The cracks beneath the surface in the peace process were once again exposed on the streets of East Belfast last night in the second night of serious sectarian rioting. A UVF led mob numbering in the 100's has been engaged in attacks on catholic homes at the edge of the Short Strand.  This is the reality of a peace dividend which has failed to deliver to working-class communities and stands in stark contrast to suburbia only 5 miles away which produced golf champion Rory McElroy.


Is there any surprise that we still continue to have serious outbreaks of sectarian rioting, with communities living in fear, when we have a sectarian carve up in the Stormont assembly?  This from the same regime that is imposing a vicious wave of attacks on workers rights and conditions in the form of cut-backs and privatisation.  Until we begin to collectively tackle the causes of division at a grassroots level, and the psychological and physical scars which continue to haunt working people, last nights violence will only recreate it.

All the avaliable evidence suggests that last nights violence did not occur in a vacuum.  While there have been ongoing anti-social sectarian attacks from elements within both communities, yesterday was the result of tensions within loyalism, leading to an organised and vicious assault by the Loyalist UVF on the ‘nationalist’ enclave of Short Strand. This invasion was rightly resisted by the youth of the area who where defending their homes and families as the PSNI stepped aside. Everyone should be allowed to live free from sectarian harrassment and intimidation. We must also reject the cul-da-sac of armed republicanism who seeks to capitalise and replace the vaccuum of policing as the new defenders of the catholic working-class.
In recent week’s, the true colours of loyalism have re-emerged with the re-painting of murals with loyalist gunmen in response to an alleged cut in funding. This is reflecting a wider frustration and a feeling of alienation within the protestant working class that is not new.  It is the nature of the peace-process and Good Friday Agreement which entrenches and thrives on legitimising sectarianism for its very survival which is the problem.
We see this in the concept of a providing a 'parity of esteem' where organisations such as the Orange Order which entrench sectaranism and division are awarded funding for cosmetic exercises such as the Orangefest festival.  This agenda at the heart of the peace process does nothing to address the causes of the conflict but rather provides a smokescreen where class antagonisms and grievances are mediated and replaced by either a Irish or British identity.

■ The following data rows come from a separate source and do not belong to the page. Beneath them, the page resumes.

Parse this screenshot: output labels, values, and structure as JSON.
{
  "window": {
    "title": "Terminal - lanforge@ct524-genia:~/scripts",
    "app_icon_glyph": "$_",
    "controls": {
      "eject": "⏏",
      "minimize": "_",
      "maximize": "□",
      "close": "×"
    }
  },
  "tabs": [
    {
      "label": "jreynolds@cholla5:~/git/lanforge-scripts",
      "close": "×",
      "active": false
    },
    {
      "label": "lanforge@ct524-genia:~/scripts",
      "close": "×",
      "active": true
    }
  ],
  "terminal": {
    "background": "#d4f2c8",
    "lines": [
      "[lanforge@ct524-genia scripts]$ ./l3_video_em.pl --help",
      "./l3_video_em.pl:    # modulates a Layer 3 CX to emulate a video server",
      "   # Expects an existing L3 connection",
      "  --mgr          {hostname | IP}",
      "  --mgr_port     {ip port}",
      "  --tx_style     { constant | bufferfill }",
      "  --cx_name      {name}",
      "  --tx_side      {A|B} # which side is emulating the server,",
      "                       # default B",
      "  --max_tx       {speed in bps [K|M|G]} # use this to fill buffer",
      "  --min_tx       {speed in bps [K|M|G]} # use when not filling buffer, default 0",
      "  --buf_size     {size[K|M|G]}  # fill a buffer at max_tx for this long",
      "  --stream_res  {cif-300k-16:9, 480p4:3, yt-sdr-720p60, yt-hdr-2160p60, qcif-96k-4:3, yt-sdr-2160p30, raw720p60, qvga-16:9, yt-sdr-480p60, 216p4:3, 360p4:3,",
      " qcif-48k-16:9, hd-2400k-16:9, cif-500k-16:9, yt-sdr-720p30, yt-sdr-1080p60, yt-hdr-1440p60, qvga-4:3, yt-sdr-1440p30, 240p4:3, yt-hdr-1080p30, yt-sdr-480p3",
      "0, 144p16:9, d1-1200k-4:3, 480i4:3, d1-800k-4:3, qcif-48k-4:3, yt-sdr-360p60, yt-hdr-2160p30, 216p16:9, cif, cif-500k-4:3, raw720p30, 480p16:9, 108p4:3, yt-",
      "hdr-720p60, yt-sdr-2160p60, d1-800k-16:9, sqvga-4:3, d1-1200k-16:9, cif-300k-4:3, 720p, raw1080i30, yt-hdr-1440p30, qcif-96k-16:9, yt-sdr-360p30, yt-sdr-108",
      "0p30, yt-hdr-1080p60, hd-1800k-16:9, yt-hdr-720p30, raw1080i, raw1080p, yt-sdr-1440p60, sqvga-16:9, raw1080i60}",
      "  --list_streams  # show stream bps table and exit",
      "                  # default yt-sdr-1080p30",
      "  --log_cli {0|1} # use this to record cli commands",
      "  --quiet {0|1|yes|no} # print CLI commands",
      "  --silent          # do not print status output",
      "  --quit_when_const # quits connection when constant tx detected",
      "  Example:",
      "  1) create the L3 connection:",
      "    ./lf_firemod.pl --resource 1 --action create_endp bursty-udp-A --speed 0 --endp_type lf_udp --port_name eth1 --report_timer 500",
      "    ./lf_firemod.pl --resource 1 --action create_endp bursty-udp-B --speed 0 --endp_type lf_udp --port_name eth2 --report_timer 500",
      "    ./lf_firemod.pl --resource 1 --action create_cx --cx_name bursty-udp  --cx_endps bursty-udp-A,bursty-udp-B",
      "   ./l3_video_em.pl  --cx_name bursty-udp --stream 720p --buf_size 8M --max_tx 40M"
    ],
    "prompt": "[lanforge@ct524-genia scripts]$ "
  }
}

The future is bleak in the North until we begin to seriously tackle the forces of sectarianism and the dead end politics of nationalism and unionism which pervades every section of northern society. We need to channel our anger not against each other but against the rich and powerful within our society who benefit from our division.
The left and wider workers movement needs to step up to the mark, instead of sitting on the fence afraid of offending one side of the other. Anarchists need to be on the forefront of opposing sectarianism and state oppression by providing a strategy which mobilises workers to defend their interests and work towards a libertarian communist society.  The choice is clear!

WORDS: Sean Matthews